Drivers of synchrony of acorn production in the valley oak (Quercus lobata) at two spatial scales

Walter D. Koenig*, Johannes M.H. Knops, Mario B. Pesendorfer, David N. Zaya, Mary V. Ashley

*Corresponding author for this work

Research output: Contribution to journalArticlepeer-review

28 Citations (Scopus)


We investigated spatial synchrony of acorn production by valley oaks (Quercus lobata) among individual trees at the within-population, local level and at the among-population, statewide level spanning the geographic range of the species. At the local level, the main drivers of spatial synchrony were water availability and flowering phenology of individual trees, while proximity, temperature differences between trees, and genetic similarity failed to explain a significant proportion of variance in spatial synchrony. At the statewide level, annual rainfall was the primary driver, while proximity was significant by itself but not when controlling for rainfall; genetic similarity was again not significant. These results support the hypothesis that environmental factors, the Moran effect, are key drivers of spatial synchrony in acorn production at both small and large geographic scales. The specific environmental factors differed depending on the geographic scale, but were in both cases related to water availability. In addition, flowering phenology, potentially affecting either density-independent pollination failure (the pollination Moran effect) or density-dependent pollination efficiency (pollen coupling), plays a key role in driving spatial synchrony at the local geographic scale.

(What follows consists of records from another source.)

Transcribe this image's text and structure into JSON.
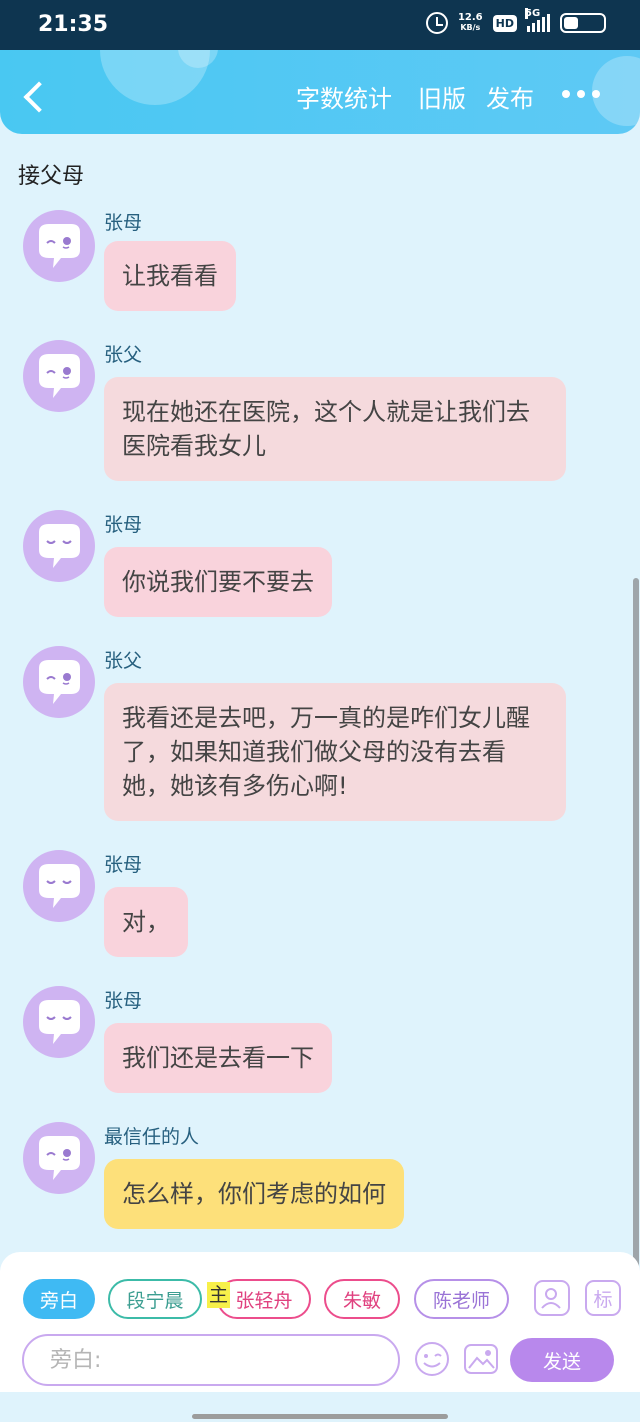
{
  "status_bar": {
    "time": "21:35",
    "speed_value": "12.6",
    "speed_unit": "KB/s",
    "hd": "HD",
    "network": "5G"
  },
  "header": {
    "word_count": "字数统计",
    "old_version": "旧版",
    "publish": "发布"
  },
  "chat_title": "接父母",
  "messages": [
    {
      "speaker": "张母",
      "text": "让我看看"
    },
    {
      "speaker": "张父",
      "text": "现在她还在医院，这个人就是让我们去医院看我女儿"
    },
    {
      "speaker": "张母",
      "text": "你说我们要不要去"
    },
    {
      "speaker": "张父",
      "text": "我看还是去吧，万一真的是咋们女儿醒了，如果知道我们做父母的没有去看她，她该有多伤心啊!"
    },
    {
      "speaker": "张母",
      "text": "对，"
    },
    {
      "speaker": "张母",
      "text": "我们还是去看一下"
    },
    {
      "speaker": "最信任的人",
      "text": "怎么样，你们考虑的如何"
    }
  ],
  "roles": [
    "旁白",
    "段宁晨",
    "张轻舟",
    "朱敏",
    "陈老师"
  ],
  "main_badge": "主",
  "tag_icon": "标",
  "input": {
    "placeholder": "旁白:"
  },
  "send": "发送",
  "colors": {
    "header": "#49c8f2",
    "background": "#dff3fc",
    "bubble_pink": "#f9d3dc",
    "bubble_rose": "#f5dadd",
    "bubble_yellow": "#fde07a",
    "avatar": "#cfb4f2",
    "send_button": "#b888ec"
  }
}
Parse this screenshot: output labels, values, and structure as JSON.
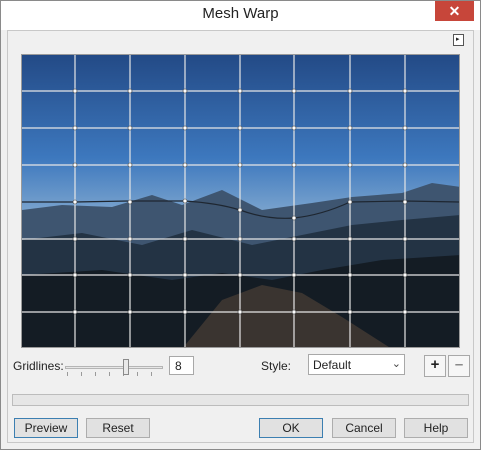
{
  "window": {
    "title": "Mesh Warp",
    "close_glyph": "✕"
  },
  "expand_glyph": "▸",
  "gridlines": {
    "label": "Gridlines:",
    "value": "8",
    "slider_level": 0.63
  },
  "style": {
    "label": "Style:",
    "selected": "Default"
  },
  "zoom": {
    "plus": "+",
    "minus": "–"
  },
  "buttons": {
    "preview": "Preview",
    "reset": "Reset",
    "ok": "OK",
    "cancel": "Cancel",
    "help": "Help"
  },
  "icons": [
    "close-icon",
    "expand-arrow-icon",
    "chevron-down-icon"
  ]
}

Original languageEnglish
Pages (from-to)3056-3062
Number of pages7
Issue number12
Publication statusPublished - Dec 2017
Externally publishedYes


  • Moran effect
  • Quercus lobata
  • acorn production
  • masting
  • phenology
  • spatial synchrony

Cite this